** The data follows **

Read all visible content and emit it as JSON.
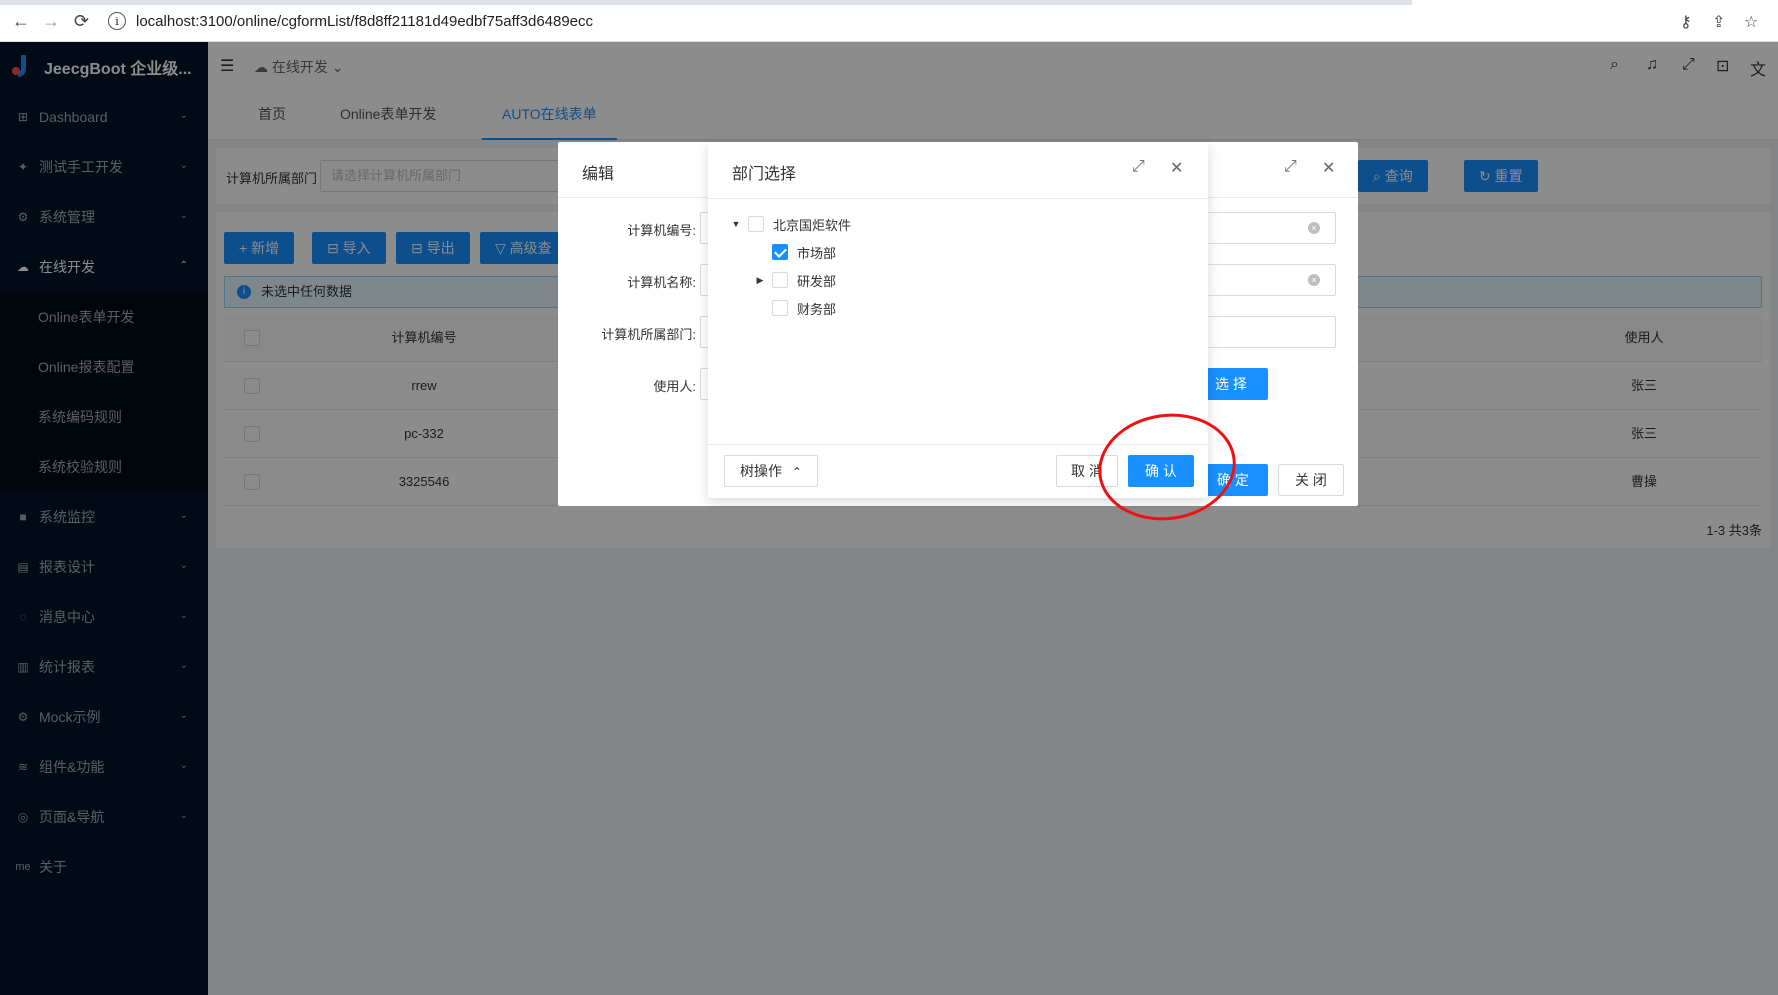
{
  "browser": {
    "url": "localhost:3100/online/cgformList/f8d8ff21181d49edbf75aff3d6489ecc"
  },
  "sidebar": {
    "logo": "JeecgBoot 企业级...",
    "items": [
      {
        "label": "Dashboard",
        "icon": "dashboard-icon"
      },
      {
        "label": "测试手工开发",
        "icon": "twitter-icon"
      },
      {
        "label": "系统管理",
        "icon": "setting-icon"
      },
      {
        "label": "在线开发",
        "icon": "cloud-icon"
      },
      {
        "label": "系统监控",
        "icon": "video-icon"
      },
      {
        "label": "报表设计",
        "icon": "report-icon"
      },
      {
        "label": "消息中心",
        "icon": "message-icon"
      },
      {
        "label": "统计报表",
        "icon": "chart-icon"
      },
      {
        "label": "Mock示例",
        "icon": "mock-icon"
      },
      {
        "label": "组件&功能",
        "icon": "database-icon"
      },
      {
        "label": "页面&导航",
        "icon": "page-icon"
      },
      {
        "label": "关于",
        "icon": "me-icon",
        "icon_text": "me"
      }
    ],
    "sub_items": [
      "Online表单开发",
      "Online报表配置",
      "系统编码规则",
      "系统校验规则"
    ]
  },
  "header": {
    "breadcrumb": "在线开发"
  },
  "tabs": [
    "首页",
    "Online表单开发",
    "AUTO在线表单"
  ],
  "search": {
    "label": "计算机所属部门",
    "placeholder": "请选择计算机所属部门",
    "query_label": "查询",
    "reset_label": "重置"
  },
  "toolbar": {
    "add": "新增",
    "import": "导入",
    "export": "导出",
    "advanced": "高级查"
  },
  "alert": "未选中任何数据",
  "table": {
    "headers": [
      "计算机编号",
      "使用人"
    ],
    "rows": [
      {
        "code": "rrew",
        "user": "张三"
      },
      {
        "code": "pc-332",
        "user": "张三"
      },
      {
        "code": "3325546",
        "user": "曹操"
      }
    ],
    "pagination": "1-3 共3条"
  },
  "edit_modal": {
    "title": "编辑",
    "fields": [
      "计算机编号:",
      "计算机名称:",
      "计算机所属部门:",
      "使用人:"
    ],
    "select_label": "选 择",
    "ok_label": "确 定",
    "close_label": "关 闭"
  },
  "dept_modal": {
    "title": "部门选择",
    "tree": [
      {
        "label": "北京国炬软件",
        "checked": false,
        "expanded": true
      },
      {
        "label": "市场部",
        "checked": true
      },
      {
        "label": "研发部",
        "checked": false,
        "collapsed": true
      },
      {
        "label": "财务部",
        "checked": false
      }
    ],
    "tree_ops_label": "树操作",
    "cancel_label": "取 消",
    "confirm_label": "确 认"
  },
  "colors": {
    "primary": "#1890ff",
    "sidebar_bg": "#001529",
    "annotation": "#ee1111"
  }
}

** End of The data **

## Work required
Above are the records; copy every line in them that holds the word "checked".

## Response to the task
        "checked": false,
        "checked": true
        "checked": false,
        "checked": false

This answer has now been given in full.